“Three years ago when I arrived in Delhi and started looking for a place, barsati was the buzzword,” says Annette Ekin, editor of the Motherland magazine. Hers in Greater Kailash-I is like the uncluttered version of a Hauz Khas Village curio shop. On the terrace, the props include a framed poster of Raj Kapoor’s film Shri 420, a signboard of a bone-setting wrestler, a string cot, a yellow watering can and a black water tank. Two frangipani trees grow out of large pots. One is topped with a real bird’s nest and the other has a plastic one, with a fake owl. The bamboo furniture consists of three chairs and a table, on which is kept a tube of Bushman, an insect-repellent lotion from Australia. Though her barsati has two rooms, Ms Ekin says, “When I have friends at home, we never sit inside.”

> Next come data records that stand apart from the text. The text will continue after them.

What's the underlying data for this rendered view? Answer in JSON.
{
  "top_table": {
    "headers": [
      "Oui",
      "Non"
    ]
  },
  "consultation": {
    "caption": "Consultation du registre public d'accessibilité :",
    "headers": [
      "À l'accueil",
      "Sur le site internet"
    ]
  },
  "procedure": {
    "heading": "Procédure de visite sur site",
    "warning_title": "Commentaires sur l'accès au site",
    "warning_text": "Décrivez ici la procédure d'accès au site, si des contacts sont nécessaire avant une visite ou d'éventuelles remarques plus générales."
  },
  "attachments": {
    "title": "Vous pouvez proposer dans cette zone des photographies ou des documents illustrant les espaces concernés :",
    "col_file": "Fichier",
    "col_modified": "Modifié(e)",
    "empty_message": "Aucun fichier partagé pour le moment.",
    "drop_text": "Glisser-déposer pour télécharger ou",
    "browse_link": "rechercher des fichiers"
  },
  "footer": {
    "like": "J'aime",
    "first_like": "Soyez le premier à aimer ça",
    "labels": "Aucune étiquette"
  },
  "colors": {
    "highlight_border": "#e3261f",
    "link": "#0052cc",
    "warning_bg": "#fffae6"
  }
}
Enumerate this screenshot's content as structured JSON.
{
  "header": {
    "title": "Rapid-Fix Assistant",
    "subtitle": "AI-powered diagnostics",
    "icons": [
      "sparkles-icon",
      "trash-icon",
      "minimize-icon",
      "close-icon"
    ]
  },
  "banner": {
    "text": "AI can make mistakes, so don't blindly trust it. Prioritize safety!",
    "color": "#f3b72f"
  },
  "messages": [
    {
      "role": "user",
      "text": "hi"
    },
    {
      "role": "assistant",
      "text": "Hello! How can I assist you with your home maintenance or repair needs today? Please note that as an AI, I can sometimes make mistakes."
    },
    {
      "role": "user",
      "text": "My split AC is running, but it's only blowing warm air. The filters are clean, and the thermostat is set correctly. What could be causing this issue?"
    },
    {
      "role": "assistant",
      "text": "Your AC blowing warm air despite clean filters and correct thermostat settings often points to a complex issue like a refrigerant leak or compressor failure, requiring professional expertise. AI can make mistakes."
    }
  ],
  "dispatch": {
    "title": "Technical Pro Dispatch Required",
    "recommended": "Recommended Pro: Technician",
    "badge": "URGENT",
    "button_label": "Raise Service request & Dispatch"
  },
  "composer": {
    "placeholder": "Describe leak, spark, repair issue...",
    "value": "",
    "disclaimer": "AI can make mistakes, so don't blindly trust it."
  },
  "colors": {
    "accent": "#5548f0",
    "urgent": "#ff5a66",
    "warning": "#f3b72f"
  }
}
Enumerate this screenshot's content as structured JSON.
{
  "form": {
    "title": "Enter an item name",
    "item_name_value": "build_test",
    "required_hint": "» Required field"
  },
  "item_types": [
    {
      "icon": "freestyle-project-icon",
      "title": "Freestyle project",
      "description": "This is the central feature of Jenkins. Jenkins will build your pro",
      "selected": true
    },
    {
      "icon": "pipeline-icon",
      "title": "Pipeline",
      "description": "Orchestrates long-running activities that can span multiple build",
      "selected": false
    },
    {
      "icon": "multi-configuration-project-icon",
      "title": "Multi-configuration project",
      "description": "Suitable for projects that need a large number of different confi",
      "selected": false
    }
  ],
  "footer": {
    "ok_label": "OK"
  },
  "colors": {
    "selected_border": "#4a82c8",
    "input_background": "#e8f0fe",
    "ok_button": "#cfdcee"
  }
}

A few miles away in BK Dutt Colony, D. Bhattacharjya Tato, who works at the French Cultural Centre, has been living in a single-room barsati for five years. Most of his books are packed in trunks kept on the terrace, which also has a sofa. At night, the barsati is lit up with small electric bulbs, as if it’s a Diwali evening. “Thanks to the top-of-the-world privacy,” says Mr Tato, “I can roam on the terrace stark naked.”
The 1980s exposed most SDBMs as closet capitalists. After a few years of living in barsatis, they moved to apartments in east Delhi localities such as Patparganj. Others left for universities in England and the US, made money and returned to buy property in places where they had once lived in barsatis.
The 1990s arrived with barsati renters who were lawyers and executives waiting to grab the next promotion. “I was the only one among the barsati people with a different career,” says hairstylist Sylvie. Her barsati in Green Park had a bamboo terrace with 200 palms, a tandoor, a bar and a giant birdcage, which was home to cockatoos, love birds and fowls. “We had parties till 4am,” says Ms Sylvie, who now lives in a bungalow in Gurgaon.
Before buying an apartment in Mehrauli, thumri singer Vidya Rao was a rooftop dweller. “A barsati is in the house, yet not contained by it,” says Ms Rao. “This is a metaphor for the way I would like to live. Engaged in this world’s ups and downs, yet not submerged in its noise, always open to the sky’s mysterious vastness.”
To many who could not afford bungalows with gardens, barsatis gave a chance to create a forest of potted plants. Till 2008, architect Golak Khandual lived in a series of barsatis, including one on Malcha Marg which had been vacated by Ms Roy. “In my last barsati, I grew tomato, green chilli, herbs, spinach and once a pumpkin,” says Mr Khandual.
At his barsati in Jangpura, interior designer and architect Sanju Mahle has basil, asparagus, lilies, arrack palms, cement cranes, birdcages, a granite table and a garden bench. Bougainvilleas climb the wall. “Open space is important to me where I can have my own greenery, different from that cultivated in parks,” says Mr Mahle, who has been living in barsatis since he arrived from Mumbai in 1984. Once known for his barsati parties, he now spends quiet evenings in the “green house” with his dog Sonu.
In BK Dutt Colony, Mr Tato loves the monsoon shower. “There is this huge open space from the staircase to my room and when I’m entering the barsati, I have to run if I don’t want to get wet,” he says. “But I always get wet.”
One day soon, there will be barsat, but no barsati.
Annette Ekin’s barsati, GK-I
Sanju Mahle’s barsati, Jangpura
D. Bhattacharjya Tato’s barsati, BK Dutt Colony
Arundhati Roy’s barsati, Chanakyapuri, in 1990s (photo courtesy: Pradip Krishen)